• **WHAT THE TASK REQUIRES**
Copy out each line of the material that includes the word "image".
*-*-*
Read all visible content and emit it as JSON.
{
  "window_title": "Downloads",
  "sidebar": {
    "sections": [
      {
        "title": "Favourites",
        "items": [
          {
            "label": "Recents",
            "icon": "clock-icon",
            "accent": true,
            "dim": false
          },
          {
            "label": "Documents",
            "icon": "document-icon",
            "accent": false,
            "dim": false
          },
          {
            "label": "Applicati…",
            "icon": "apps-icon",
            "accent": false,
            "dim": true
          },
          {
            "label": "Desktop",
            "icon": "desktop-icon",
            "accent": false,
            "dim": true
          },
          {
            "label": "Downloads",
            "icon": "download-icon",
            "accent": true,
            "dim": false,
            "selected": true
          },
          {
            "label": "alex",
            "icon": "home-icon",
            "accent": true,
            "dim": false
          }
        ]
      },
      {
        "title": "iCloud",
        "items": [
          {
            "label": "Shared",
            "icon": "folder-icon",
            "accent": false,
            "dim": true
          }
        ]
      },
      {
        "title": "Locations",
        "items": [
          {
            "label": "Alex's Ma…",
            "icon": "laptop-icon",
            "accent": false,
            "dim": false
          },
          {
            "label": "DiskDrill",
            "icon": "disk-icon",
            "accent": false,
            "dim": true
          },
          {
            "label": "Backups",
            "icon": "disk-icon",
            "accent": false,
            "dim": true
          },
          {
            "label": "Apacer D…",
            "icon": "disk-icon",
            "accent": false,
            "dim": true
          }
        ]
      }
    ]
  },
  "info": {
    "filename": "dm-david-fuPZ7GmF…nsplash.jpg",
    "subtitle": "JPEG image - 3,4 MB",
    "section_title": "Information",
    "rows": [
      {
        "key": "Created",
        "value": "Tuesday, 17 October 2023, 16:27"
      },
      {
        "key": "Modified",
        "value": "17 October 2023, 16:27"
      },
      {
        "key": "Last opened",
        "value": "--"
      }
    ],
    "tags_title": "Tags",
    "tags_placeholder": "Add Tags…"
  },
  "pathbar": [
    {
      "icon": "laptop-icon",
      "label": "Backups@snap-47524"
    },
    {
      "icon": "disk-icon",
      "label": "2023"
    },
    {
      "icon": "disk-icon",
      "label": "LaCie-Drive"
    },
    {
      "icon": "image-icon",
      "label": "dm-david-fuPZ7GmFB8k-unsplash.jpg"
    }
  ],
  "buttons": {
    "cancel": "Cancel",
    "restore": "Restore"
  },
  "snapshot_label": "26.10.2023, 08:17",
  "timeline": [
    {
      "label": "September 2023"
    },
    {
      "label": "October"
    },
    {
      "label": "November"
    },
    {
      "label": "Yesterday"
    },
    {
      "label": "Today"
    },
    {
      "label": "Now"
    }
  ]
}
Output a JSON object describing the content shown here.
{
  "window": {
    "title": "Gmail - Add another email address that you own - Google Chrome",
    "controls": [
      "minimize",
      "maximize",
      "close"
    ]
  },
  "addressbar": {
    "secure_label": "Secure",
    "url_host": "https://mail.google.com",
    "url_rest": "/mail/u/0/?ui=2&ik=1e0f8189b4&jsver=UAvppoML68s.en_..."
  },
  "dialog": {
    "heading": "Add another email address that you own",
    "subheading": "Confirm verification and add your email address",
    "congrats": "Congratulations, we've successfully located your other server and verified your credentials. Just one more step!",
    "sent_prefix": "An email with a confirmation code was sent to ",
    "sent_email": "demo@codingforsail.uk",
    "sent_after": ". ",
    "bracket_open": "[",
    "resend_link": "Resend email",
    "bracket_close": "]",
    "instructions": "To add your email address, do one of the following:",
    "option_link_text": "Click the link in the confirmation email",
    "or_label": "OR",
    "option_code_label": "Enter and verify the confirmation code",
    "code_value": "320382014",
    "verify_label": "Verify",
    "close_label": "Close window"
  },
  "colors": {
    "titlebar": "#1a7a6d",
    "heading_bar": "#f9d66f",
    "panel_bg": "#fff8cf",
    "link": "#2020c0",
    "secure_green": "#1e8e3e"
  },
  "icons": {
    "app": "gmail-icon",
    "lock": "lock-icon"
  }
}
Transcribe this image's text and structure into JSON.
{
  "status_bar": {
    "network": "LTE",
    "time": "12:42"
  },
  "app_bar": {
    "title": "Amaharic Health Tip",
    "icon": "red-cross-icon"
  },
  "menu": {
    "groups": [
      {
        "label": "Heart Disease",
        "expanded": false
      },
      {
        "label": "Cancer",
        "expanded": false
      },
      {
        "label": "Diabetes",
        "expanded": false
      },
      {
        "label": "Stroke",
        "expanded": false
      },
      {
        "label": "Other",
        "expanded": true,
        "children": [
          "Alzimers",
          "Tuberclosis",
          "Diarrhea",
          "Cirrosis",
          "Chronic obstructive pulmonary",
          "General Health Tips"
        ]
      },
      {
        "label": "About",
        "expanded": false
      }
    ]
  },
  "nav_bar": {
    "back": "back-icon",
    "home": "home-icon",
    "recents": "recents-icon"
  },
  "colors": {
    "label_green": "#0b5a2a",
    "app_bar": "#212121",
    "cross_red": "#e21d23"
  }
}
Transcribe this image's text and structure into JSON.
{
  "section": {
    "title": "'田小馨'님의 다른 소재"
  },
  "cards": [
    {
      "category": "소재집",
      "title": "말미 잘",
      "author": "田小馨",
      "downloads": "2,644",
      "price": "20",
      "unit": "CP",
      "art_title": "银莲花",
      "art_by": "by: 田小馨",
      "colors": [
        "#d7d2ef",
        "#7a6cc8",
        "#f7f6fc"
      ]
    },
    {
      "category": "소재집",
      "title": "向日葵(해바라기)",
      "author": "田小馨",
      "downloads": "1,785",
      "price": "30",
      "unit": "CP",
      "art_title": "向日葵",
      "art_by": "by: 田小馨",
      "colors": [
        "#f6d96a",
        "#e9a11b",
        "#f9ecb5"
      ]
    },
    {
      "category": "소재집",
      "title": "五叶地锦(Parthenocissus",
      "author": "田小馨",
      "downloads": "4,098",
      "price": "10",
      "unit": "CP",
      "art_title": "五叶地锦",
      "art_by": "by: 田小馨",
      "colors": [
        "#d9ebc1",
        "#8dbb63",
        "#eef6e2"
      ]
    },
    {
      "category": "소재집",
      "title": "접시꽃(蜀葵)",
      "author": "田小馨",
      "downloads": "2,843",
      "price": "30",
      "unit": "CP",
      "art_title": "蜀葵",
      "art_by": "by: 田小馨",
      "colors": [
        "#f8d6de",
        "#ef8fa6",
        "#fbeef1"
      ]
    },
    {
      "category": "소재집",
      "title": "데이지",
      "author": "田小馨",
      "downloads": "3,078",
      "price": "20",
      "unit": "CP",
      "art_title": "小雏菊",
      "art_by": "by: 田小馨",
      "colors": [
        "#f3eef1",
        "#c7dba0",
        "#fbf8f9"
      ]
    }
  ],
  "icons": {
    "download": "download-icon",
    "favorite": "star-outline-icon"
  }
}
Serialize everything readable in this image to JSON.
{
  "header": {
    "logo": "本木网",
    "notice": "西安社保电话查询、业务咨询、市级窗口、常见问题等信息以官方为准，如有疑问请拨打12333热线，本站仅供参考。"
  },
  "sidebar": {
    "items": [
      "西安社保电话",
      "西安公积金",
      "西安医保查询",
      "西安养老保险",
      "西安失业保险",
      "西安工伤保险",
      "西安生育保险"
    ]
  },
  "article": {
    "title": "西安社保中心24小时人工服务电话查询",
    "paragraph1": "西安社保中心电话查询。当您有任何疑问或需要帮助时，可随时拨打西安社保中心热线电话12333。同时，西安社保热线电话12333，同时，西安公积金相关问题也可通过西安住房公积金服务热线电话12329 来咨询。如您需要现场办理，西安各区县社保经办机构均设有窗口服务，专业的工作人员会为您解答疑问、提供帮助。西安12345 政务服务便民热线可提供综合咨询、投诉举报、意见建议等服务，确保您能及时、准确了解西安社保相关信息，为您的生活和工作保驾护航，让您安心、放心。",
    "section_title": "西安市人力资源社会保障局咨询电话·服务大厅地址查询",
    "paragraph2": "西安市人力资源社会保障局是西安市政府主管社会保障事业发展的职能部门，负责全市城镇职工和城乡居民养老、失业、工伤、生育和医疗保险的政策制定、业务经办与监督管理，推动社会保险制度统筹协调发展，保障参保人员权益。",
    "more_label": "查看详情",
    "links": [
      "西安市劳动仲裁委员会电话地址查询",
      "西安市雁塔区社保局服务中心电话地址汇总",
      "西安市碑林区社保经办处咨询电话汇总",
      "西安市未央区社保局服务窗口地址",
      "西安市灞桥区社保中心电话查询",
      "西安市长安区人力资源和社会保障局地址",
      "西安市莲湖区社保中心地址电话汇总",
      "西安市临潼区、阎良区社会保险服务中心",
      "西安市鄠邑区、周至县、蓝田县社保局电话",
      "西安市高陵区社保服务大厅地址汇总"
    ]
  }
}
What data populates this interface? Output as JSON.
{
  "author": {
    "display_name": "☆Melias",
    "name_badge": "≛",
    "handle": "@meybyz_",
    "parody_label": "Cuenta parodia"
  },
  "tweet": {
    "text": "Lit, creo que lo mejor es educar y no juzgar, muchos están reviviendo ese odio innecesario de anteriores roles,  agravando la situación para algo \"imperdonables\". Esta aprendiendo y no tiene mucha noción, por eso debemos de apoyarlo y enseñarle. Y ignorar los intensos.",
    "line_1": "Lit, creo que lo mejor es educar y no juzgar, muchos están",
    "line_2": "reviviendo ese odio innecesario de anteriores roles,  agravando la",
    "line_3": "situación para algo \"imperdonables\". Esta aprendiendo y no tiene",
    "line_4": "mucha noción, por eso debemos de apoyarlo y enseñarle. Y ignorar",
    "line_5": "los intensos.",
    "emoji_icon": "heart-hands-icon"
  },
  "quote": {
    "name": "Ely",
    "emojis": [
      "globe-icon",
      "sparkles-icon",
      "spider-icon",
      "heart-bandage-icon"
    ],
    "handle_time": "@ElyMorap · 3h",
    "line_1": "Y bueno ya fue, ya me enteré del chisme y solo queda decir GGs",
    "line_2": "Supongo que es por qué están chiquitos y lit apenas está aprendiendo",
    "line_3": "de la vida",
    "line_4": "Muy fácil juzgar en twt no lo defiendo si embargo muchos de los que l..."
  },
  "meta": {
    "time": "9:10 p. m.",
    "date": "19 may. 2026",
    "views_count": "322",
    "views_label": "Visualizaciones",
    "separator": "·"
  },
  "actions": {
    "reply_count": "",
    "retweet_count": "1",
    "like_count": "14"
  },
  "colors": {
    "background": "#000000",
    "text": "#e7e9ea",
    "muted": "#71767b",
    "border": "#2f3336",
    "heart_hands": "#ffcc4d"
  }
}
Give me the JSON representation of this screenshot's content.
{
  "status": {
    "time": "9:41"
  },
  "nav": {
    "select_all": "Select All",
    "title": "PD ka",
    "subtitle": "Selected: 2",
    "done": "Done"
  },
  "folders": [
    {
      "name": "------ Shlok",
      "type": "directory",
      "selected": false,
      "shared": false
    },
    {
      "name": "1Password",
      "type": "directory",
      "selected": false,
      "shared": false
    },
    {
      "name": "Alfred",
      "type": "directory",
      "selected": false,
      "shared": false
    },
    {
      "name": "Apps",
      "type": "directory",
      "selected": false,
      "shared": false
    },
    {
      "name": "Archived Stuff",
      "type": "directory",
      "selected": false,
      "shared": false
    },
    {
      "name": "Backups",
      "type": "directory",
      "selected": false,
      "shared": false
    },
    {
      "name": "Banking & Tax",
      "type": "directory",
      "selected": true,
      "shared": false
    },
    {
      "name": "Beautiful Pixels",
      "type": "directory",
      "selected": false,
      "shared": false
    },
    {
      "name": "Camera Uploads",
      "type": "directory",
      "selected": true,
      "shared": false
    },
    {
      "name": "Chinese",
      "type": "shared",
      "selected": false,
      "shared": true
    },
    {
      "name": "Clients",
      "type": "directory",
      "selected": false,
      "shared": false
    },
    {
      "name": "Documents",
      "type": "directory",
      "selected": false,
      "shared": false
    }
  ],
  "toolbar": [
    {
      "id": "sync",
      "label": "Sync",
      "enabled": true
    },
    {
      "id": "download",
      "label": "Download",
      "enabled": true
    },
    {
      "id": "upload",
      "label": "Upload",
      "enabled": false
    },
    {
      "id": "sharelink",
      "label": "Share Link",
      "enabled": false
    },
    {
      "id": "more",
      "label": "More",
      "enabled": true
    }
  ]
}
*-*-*
• **TASK SOLUTION**
    "subtitle": "JPEG image - 3,4 MB",
      "icon": "image-icon",
Transcribe this image's text and structure into JSON.
Transcribe this image's text and structure into JSON.
Serialize everything readable in this image to JSON.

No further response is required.